So what’s the call to action when your petition is mobile?

“It needs to be really easily understandable,” advises Amandla.Mobi on putting an ask into a mobile petition. They use USSD messages, where a real-time session is started between the user and the platform, when the user types in a short code (like *111#), allowing data to be sent back and forth until the service is completed. In South Africa, a user can go through up to four USSD menus, so the call-to-action and requests for information from the user need to be succinct and pertinent.

An Amandla member mobilising other young people to join her campaign. Source: Amandla.Mobi/Facebook

A mobile campaign may also be useful for moving users along an engagement ladder. CampaignCon participants identified a need to bridge online and offline activism in a stronger way, and this is where mobile is also useful: it closes the gap between signing a petition and taking a real-life action. Woodhull highlighted a campaign he worked on that sent text messages to users, asking them to call their representative in the US; when the telephone number is right in front of you, and all you have to do is tap your screen to call, the bridge between actions becomes very easy to cross.

During the start of the #FeesMustFall protests in South Africa, Amandla.Mobi asked their members to donate money to the student leaders of the movement who needed airtime, food, or even bail money during the protests. Mason reports that there was unfortunately no way to fully track this ask because they connected members with the student leaders directly, but therein lies its success: linking members directly to the student struggle and the issue at hand.

USSD technology also proved useful in collecting research for a political campaign another South African activist at CampaignCon had been involved in. Users can send back basic info like location, rate interests in something, or commit to future actions. Because USSD tech is cheaper than sending text messages, it can be done at a big enough scale to get valid research data back.

WhatsApp works too

In Ghana, where 71% of the country’s internet traffic comes from mobile phones, users are apparently wary of text messages being (often corporate) spam, and prefer WhatsApp, which “seems more personal,” according to another participant.

But this presents its own obstacles because WhatsApp use needs data, and some users can’t always afford that, or always be in areas where they have an adequate connection. People who use the app for organising also have a tough challenge of avoiding spam in groups that are currently difficult to moderate.

There is, however, a growing culture on WhatsApp of forwarding messages around groups. Although it can’t be directly tracked if you share media or plain messages this way, the ease with which the action can be done means it’s at least a very easy ask.

What should you know before you start campaigning using mobile?

Amandla tells a cautionary tale of how they once used Mxit, a now expired instant messaging application built for feature phones. Amandla only had Mxit IDs, not cell phone numbers. Whatsapp arrived in South Africa and many Amandla supporters started migrating. The organisation lost 75% of its audience because Mxit IDs weren’t mobile numbers. They advise that you capture lasting supporter data (either an email or phone number) no matter what platform you use. Moving with people to new platforms is only possible after a relationship starts, after all.
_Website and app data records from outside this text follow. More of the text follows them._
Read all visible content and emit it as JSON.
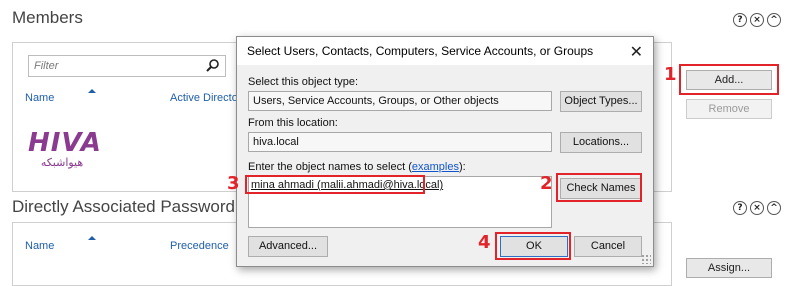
{
  "members": {
    "title": "Members",
    "filter_placeholder": "Filter",
    "columns": [
      "Name",
      "Active Directo"
    ],
    "add_button": "Add...",
    "remove_button": "Remove"
  },
  "header_controls": {
    "help": "?",
    "close": "×",
    "collapse": "^"
  },
  "password_settings": {
    "title": "Directly Associated Password Se",
    "columns": [
      "Name",
      "Precedence"
    ],
    "assign_button": "Assign..."
  },
  "logo": {
    "word": "HIVA",
    "subtitle": "هیواشبکه"
  },
  "dialog": {
    "title": "Select Users, Contacts, Computers, Service Accounts, or Groups",
    "object_type_label": "Select this object type:",
    "object_type_value": "Users, Service Accounts, Groups, or Other objects",
    "object_types_button": "Object Types...",
    "location_label": "From this location:",
    "location_value": "hiva.local",
    "locations_button": "Locations...",
    "names_label_prefix": "Enter the object names to select (",
    "names_label_link": "examples",
    "names_label_suffix": "):",
    "names_value": "mina ahmadi (malii.ahmadi@hiva.local)",
    "check_names_button": "Check Names",
    "advanced_button": "Advanced...",
    "ok_button": "OK",
    "cancel_button": "Cancel",
    "close_glyph": "✕"
  },
  "annotations": [
    "1",
    "2",
    "3",
    "4"
  ],
  "colors": {
    "highlight": "#e2232a",
    "header_link": "#1f5fa8",
    "logo": "#8a3b8f"
  }
}
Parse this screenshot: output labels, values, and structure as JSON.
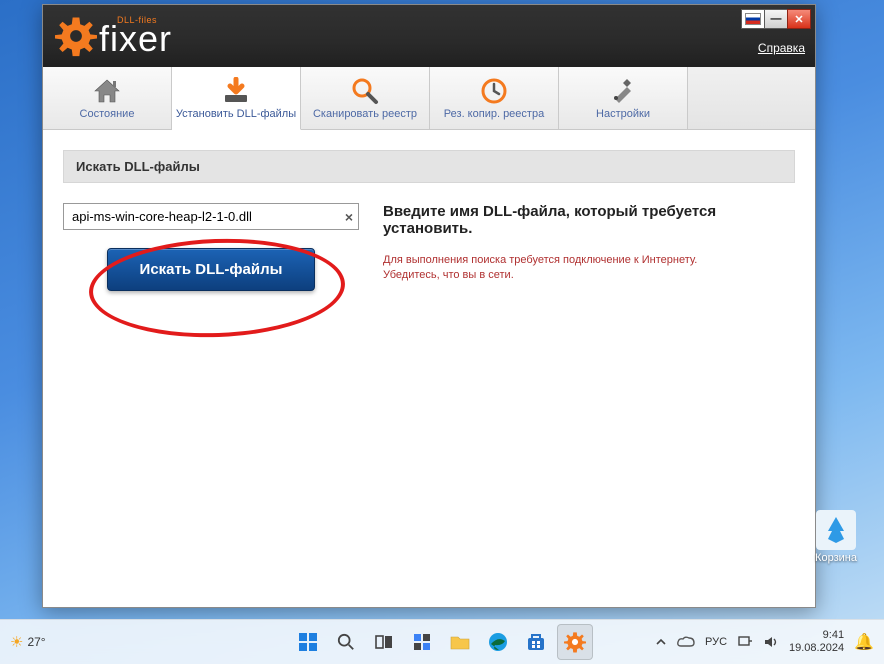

Understanding who you need to reach and how that group communicates is key to successful mobile campaigning.  If your target audience doesn’t use smartphones, you need to use USSD.

Similarly, if you’re planning a mobile campaign that crosses geographic borders, it’s important to explore what apps people are using in different countries. For example, while most African activists communicate on WhatsApp, people in the U.S. are big users of Facebook Messenger.

You also need to be clear on when people have given you permission to contact them on their phones. If someone filled in their mobile number on an email petition, it doesn’t necessarily mean they’re open to receiving texts. Check your country’s privacy laws–and get the user’s permission before sending messages.